[Stored items]

-- -- --

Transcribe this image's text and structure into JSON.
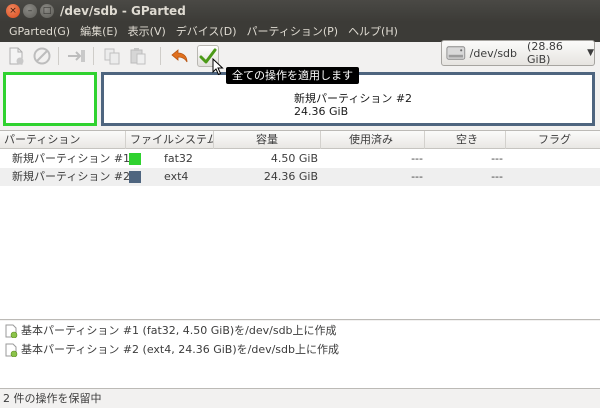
{
  "window": {
    "title": "/dev/sdb - GParted",
    "close_glyph": "×",
    "minimize_glyph": "–",
    "maximize_glyph": "□"
  },
  "menu": [
    "GParted(G)",
    "編集(E)",
    "表示(V)",
    "デバイス(D)",
    "パーティション(P)",
    "ヘルプ(H)"
  ],
  "toolbar": {
    "buttons": [
      "new-partition-icon",
      "delete-icon",
      "resize-move-icon",
      "copy-icon",
      "paste-icon",
      "undo-icon",
      "apply-all-icon"
    ],
    "tooltip": "全ての操作を適用します"
  },
  "device": {
    "path": "/dev/sdb",
    "size": "(28.86 GiB)"
  },
  "diskmap": {
    "partition1": {
      "color": "#2fd22f"
    },
    "partition2": {
      "name": "新規パーティション #2",
      "size": "24.36 GiB",
      "color": "#4e657f"
    }
  },
  "table": {
    "headers": [
      "パーティション",
      "ファイルシステム",
      "容量",
      "使用済み",
      "空き",
      "フラグ"
    ],
    "rows": [
      {
        "partition": "新規パーティション #1",
        "fs_color": "#2fd22f",
        "filesystem": "fat32",
        "size": "4.50 GiB",
        "used": "---",
        "free": "---",
        "flags": ""
      },
      {
        "partition": "新規パーティション #2",
        "fs_color": "#4e657f",
        "filesystem": "ext4",
        "size": "24.36 GiB",
        "used": "---",
        "free": "---",
        "flags": ""
      }
    ]
  },
  "operations": [
    "基本パーティション #1 (fat32, 4.50 GiB)を/dev/sdb上に作成",
    "基本パーティション #2 (ext4, 24.36 GiB)を/dev/sdb上に作成"
  ],
  "status": "2 件の操作を保留中"
}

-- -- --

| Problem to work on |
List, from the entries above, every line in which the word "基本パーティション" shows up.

| Solution |
    "基本パーティション #1 (fat32, 4.50 GiB)を/dev/sdb上に作成",
    "基本パーティション #2 (ext4, 24.36 GiB)を/dev/sdb上に作成"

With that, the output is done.